» Assigned task
Within the records below, find each line with the word "Madec" and copy it out.

===== Stored data

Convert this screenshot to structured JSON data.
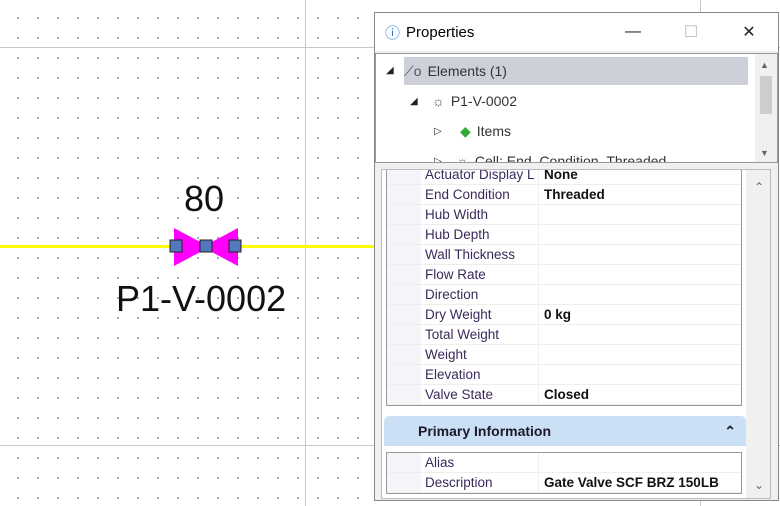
{
  "canvas": {
    "dimension_label": "80",
    "valve_tag": "P1-V-0002",
    "pipe_color": "#ffff00",
    "valve_color": "#ff00ff"
  },
  "window": {
    "title": "Properties",
    "minimize": "—",
    "maximize": "☐",
    "close": "✕"
  },
  "tree": {
    "items": [
      {
        "label": "Elements (1)",
        "toggle": "◢"
      },
      {
        "label": "P1-V-0002",
        "toggle": "◢"
      },
      {
        "label": "Items",
        "toggle": "▷"
      },
      {
        "label": "Cell: End_Condition_Threaded",
        "toggle": "▷"
      }
    ]
  },
  "properties": {
    "rows": [
      {
        "label": "Actuator Display L",
        "value": "None"
      },
      {
        "label": "End Condition",
        "value": "Threaded"
      },
      {
        "label": "Hub Width",
        "value": ""
      },
      {
        "label": "Hub Depth",
        "value": ""
      },
      {
        "label": "Wall Thickness",
        "value": ""
      },
      {
        "label": "Flow Rate",
        "value": ""
      },
      {
        "label": "Direction",
        "value": ""
      },
      {
        "label": "Dry Weight",
        "value": "0 kg"
      },
      {
        "label": "Total Weight",
        "value": ""
      },
      {
        "label": "Weight",
        "value": ""
      },
      {
        "label": "Elevation",
        "value": ""
      },
      {
        "label": "Valve State",
        "value": "Closed"
      }
    ],
    "group": {
      "title": "Primary Information",
      "rows": [
        {
          "label": "Alias",
          "value": ""
        },
        {
          "label": "Description",
          "value": "Gate Valve SCF BRZ 150LB"
        }
      ]
    }
  }
}
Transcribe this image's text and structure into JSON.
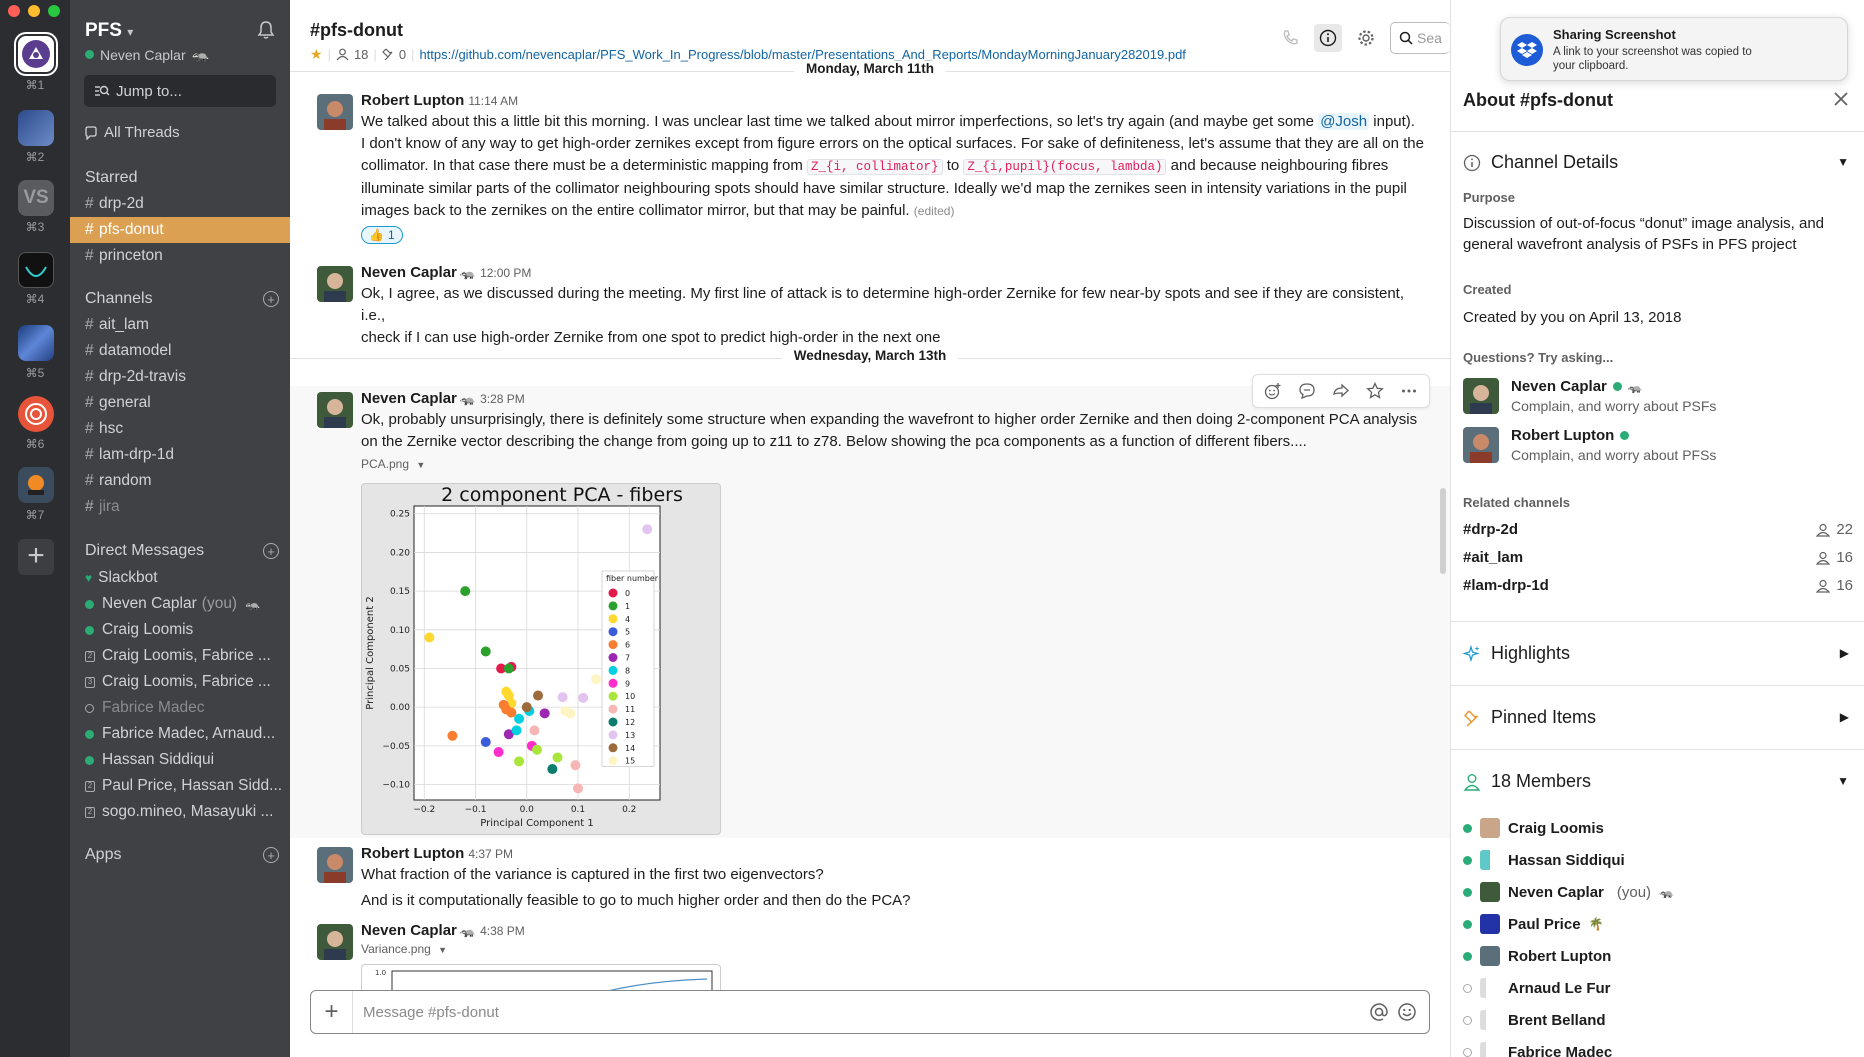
{
  "workspaces": [
    {
      "key": "⌘1"
    },
    {
      "key": "⌘2"
    },
    {
      "key": "⌘3",
      "label": "VS"
    },
    {
      "key": "⌘4"
    },
    {
      "key": "⌘5"
    },
    {
      "key": "⌘6"
    },
    {
      "key": "⌘7"
    }
  ],
  "sidebar": {
    "team_name": "PFS",
    "user_name": "Neven Caplar",
    "jump_to": "Jump to...",
    "all_threads": "All Threads",
    "starred_title": "Starred",
    "starred": [
      {
        "label": "drp-2d"
      },
      {
        "label": "pfs-donut",
        "active": true
      },
      {
        "label": "princeton"
      }
    ],
    "channels_title": "Channels",
    "channels": [
      {
        "label": "ait_lam"
      },
      {
        "label": "datamodel"
      },
      {
        "label": "drp-2d-travis"
      },
      {
        "label": "general"
      },
      {
        "label": "hsc"
      },
      {
        "label": "lam-drp-1d"
      },
      {
        "label": "random"
      },
      {
        "label": "jira"
      }
    ],
    "dm_title": "Direct Messages",
    "dms": [
      {
        "label": "Slackbot",
        "status": "heart"
      },
      {
        "label": "Neven Caplar",
        "suffix": "(you)",
        "status": "online"
      },
      {
        "label": "Craig Loomis",
        "status": "online"
      },
      {
        "label": "Craig Loomis, Fabrice ...",
        "status": "2"
      },
      {
        "label": "Craig Loomis, Fabrice ...",
        "status": "3"
      },
      {
        "label": "Fabrice Madec",
        "status": "away"
      },
      {
        "label": "Fabrice Madec, Arnaud...",
        "status": "online"
      },
      {
        "label": "Hassan Siddiqui",
        "status": "online"
      },
      {
        "label": "Paul Price, Hassan Sidd...",
        "status": "2"
      },
      {
        "label": "sogo.mineo, Masayuki ...",
        "status": "2"
      }
    ],
    "apps_title": "Apps"
  },
  "channel": {
    "title": "#pfs-donut",
    "members": "18",
    "pins": "0",
    "link": "https://github.com/nevencaplar/PFS_Work_In_Progress/blob/master/Presentations_And_Reports/MondayMorningJanuary282019.pdf",
    "search_placeholder": "Sea"
  },
  "messages": {
    "date1": "Monday, March 11th",
    "m1": {
      "author": "Robert Lupton",
      "time": "11:14 AM",
      "l1a": "We talked about this a little bit this morning.  I was unclear last time we talked about mirror imperfections, so let's try again (and maybe get some ",
      "mention": "@Josh",
      "l1b": " input).",
      "l2": "I don't know of any way to get high-order zernikes except from figure errors on the optical surfaces.   For sake of definiteness, let's assume that they are all on the",
      "l3a": "collimator.   In that case there must be a deterministic mapping from ",
      "code1": "Z_{i, collimator}",
      "l3b": " to ",
      "code2": "Z_{i,pupil}(focus, lambda)",
      "l3c": " and because neighbouring fibres",
      "l4": "illuminate similar parts of the collimator neighbouring spots should have similar structure.  Ideally we'd map the zernikes seen in intensity variations in the pupil",
      "l5": "images back to the zernikes on the entire collimator mirror, but that may be painful.",
      "edited": "(edited)",
      "reaction_count": "1"
    },
    "m2": {
      "author": "Neven Caplar",
      "time": "12:00 PM",
      "l1": "Ok, I agree, as we discussed during the meeting. My first line of attack is to determine high-order Zernike for few near-by spots and see if they are consistent, i.e.,",
      "l2": "check if I can use high-order Zernike from one spot to predict high-order in the next one"
    },
    "date2": "Wednesday, March 13th",
    "m3": {
      "author": "Neven Caplar",
      "time": "3:28 PM",
      "l1": "Ok, probably unsurprisingly, there is definitely some structure when expanding the wavefront to higher order Zernike and then doing 2-component PCA analysis",
      "l2": "on the Zernike vector describing the change from going up to z11 to z78. Below showing the pca components as a function of different fibers....",
      "file": "PCA.png"
    },
    "m4": {
      "author": "Robert Lupton",
      "time": "4:37 PM",
      "l1": "What fraction of the variance is captured in the first two eigenvectors?",
      "l2": "And is it computationally feasible to go to much higher order and then do the PCA?"
    },
    "m5": {
      "author": "Neven Caplar",
      "time": "4:38 PM",
      "file": "Variance.png",
      "peek_tick": "1.0"
    }
  },
  "composer": {
    "placeholder": "Message #pfs-donut"
  },
  "details": {
    "title": "About #pfs-donut",
    "channel_details": "Channel Details",
    "purpose_label": "Purpose",
    "purpose": "Discussion of out-of-focus “donut” image analysis, and general wavefront analysis of PSFs in PFS project",
    "created_label": "Created",
    "created": "Created by you on April 13, 2018",
    "questions_label": "Questions? Try asking...",
    "askers": [
      {
        "name": "Neven Caplar",
        "desc": "Complain, and worry about PSFs"
      },
      {
        "name": "Robert Lupton",
        "desc": "Complain, and worry about PFSs"
      }
    ],
    "related_label": "Related channels",
    "related": [
      {
        "name": "#drp-2d",
        "count": "22"
      },
      {
        "name": "#ait_lam",
        "count": "16"
      },
      {
        "name": "#lam-drp-1d",
        "count": "16"
      }
    ],
    "highlights": "Highlights",
    "pinned": "Pinned Items",
    "members_title": "18 Members",
    "members": [
      {
        "name": "Craig Loomis",
        "online": true
      },
      {
        "name": "Hassan Siddiqui",
        "online": true
      },
      {
        "name": "Neven Caplar",
        "suffix": "(you)",
        "online": true
      },
      {
        "name": "Paul Price",
        "online": true
      },
      {
        "name": "Robert Lupton",
        "online": true
      },
      {
        "name": "Arnaud Le Fur",
        "online": false
      },
      {
        "name": "Brent Belland",
        "online": false
      },
      {
        "name": "Fabrice Madec",
        "online": false
      }
    ]
  },
  "toast": {
    "title": "Sharing Screenshot",
    "body": "A link to your screenshot was copied to your clipboard."
  },
  "chart_data": {
    "type": "scatter",
    "title": "2 component PCA - fibers",
    "xlabel": "Principal Component 1",
    "ylabel": "Principal Component 2",
    "xlim": [
      -0.22,
      0.26
    ],
    "ylim": [
      -0.12,
      0.26
    ],
    "xticks": [
      "-0.2",
      "-0.1",
      "0.0",
      "0.1",
      "0.2"
    ],
    "yticks": [
      "-0.10",
      "-0.05",
      "0.00",
      "0.05",
      "0.10",
      "0.15",
      "0.20",
      "0.25"
    ],
    "legend_title": "fiber number",
    "legend_position": "right",
    "grid": true,
    "series": [
      {
        "name": "0",
        "color": "#e6194b",
        "x": [
          -0.05,
          -0.03
        ],
        "y": [
          0.05,
          0.052
        ]
      },
      {
        "name": "1",
        "color": "#2ca02c",
        "x": [
          -0.12,
          -0.08,
          -0.035
        ],
        "y": [
          0.15,
          0.072,
          0.05
        ]
      },
      {
        "name": "4",
        "color": "#ffd92f",
        "x": [
          -0.19,
          -0.04,
          -0.035,
          -0.03
        ],
        "y": [
          0.09,
          0.02,
          0.015,
          0.005
        ]
      },
      {
        "name": "5",
        "color": "#3b5bdb",
        "x": [
          -0.08
        ],
        "y": [
          -0.045
        ]
      },
      {
        "name": "6",
        "color": "#f97d31",
        "x": [
          -0.145,
          -0.045,
          -0.04,
          -0.03
        ],
        "y": [
          -0.037,
          0.003,
          -0.003,
          -0.007
        ]
      },
      {
        "name": "7",
        "color": "#9c27b0",
        "x": [
          -0.035,
          0.035
        ],
        "y": [
          -0.035,
          -0.008
        ]
      },
      {
        "name": "8",
        "color": "#00d0e0",
        "x": [
          -0.02,
          -0.015,
          0.005
        ],
        "y": [
          -0.03,
          -0.015,
          -0.005
        ]
      },
      {
        "name": "9",
        "color": "#ff2ecb",
        "x": [
          -0.055,
          0.01
        ],
        "y": [
          -0.058,
          -0.05
        ]
      },
      {
        "name": "10",
        "color": "#a8e63a",
        "x": [
          -0.015,
          0.02,
          0.06
        ],
        "y": [
          -0.07,
          -0.055,
          -0.065
        ]
      },
      {
        "name": "11",
        "color": "#f7b6b6",
        "x": [
          0.015,
          0.095,
          0.1
        ],
        "y": [
          -0.03,
          -0.075,
          -0.105
        ]
      },
      {
        "name": "12",
        "color": "#0b7d6e",
        "x": [
          0.05
        ],
        "y": [
          -0.08
        ]
      },
      {
        "name": "13",
        "color": "#e3c4f0",
        "x": [
          0.07,
          0.11,
          0.235
        ],
        "y": [
          0.013,
          0.012,
          0.23
        ]
      },
      {
        "name": "14",
        "color": "#9c6b3c",
        "x": [
          0.0,
          0.022
        ],
        "y": [
          0.0,
          0.015
        ]
      },
      {
        "name": "15",
        "color": "#fff5c4",
        "x": [
          0.075,
          0.085,
          0.135
        ],
        "y": [
          -0.005,
          -0.008,
          0.036
        ]
      }
    ]
  }
}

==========

» Solved problem
        "label": "Fabrice Madec",
        "label": "Fabrice Madec, Arnaud...",
        "name": "Fabrice Madec",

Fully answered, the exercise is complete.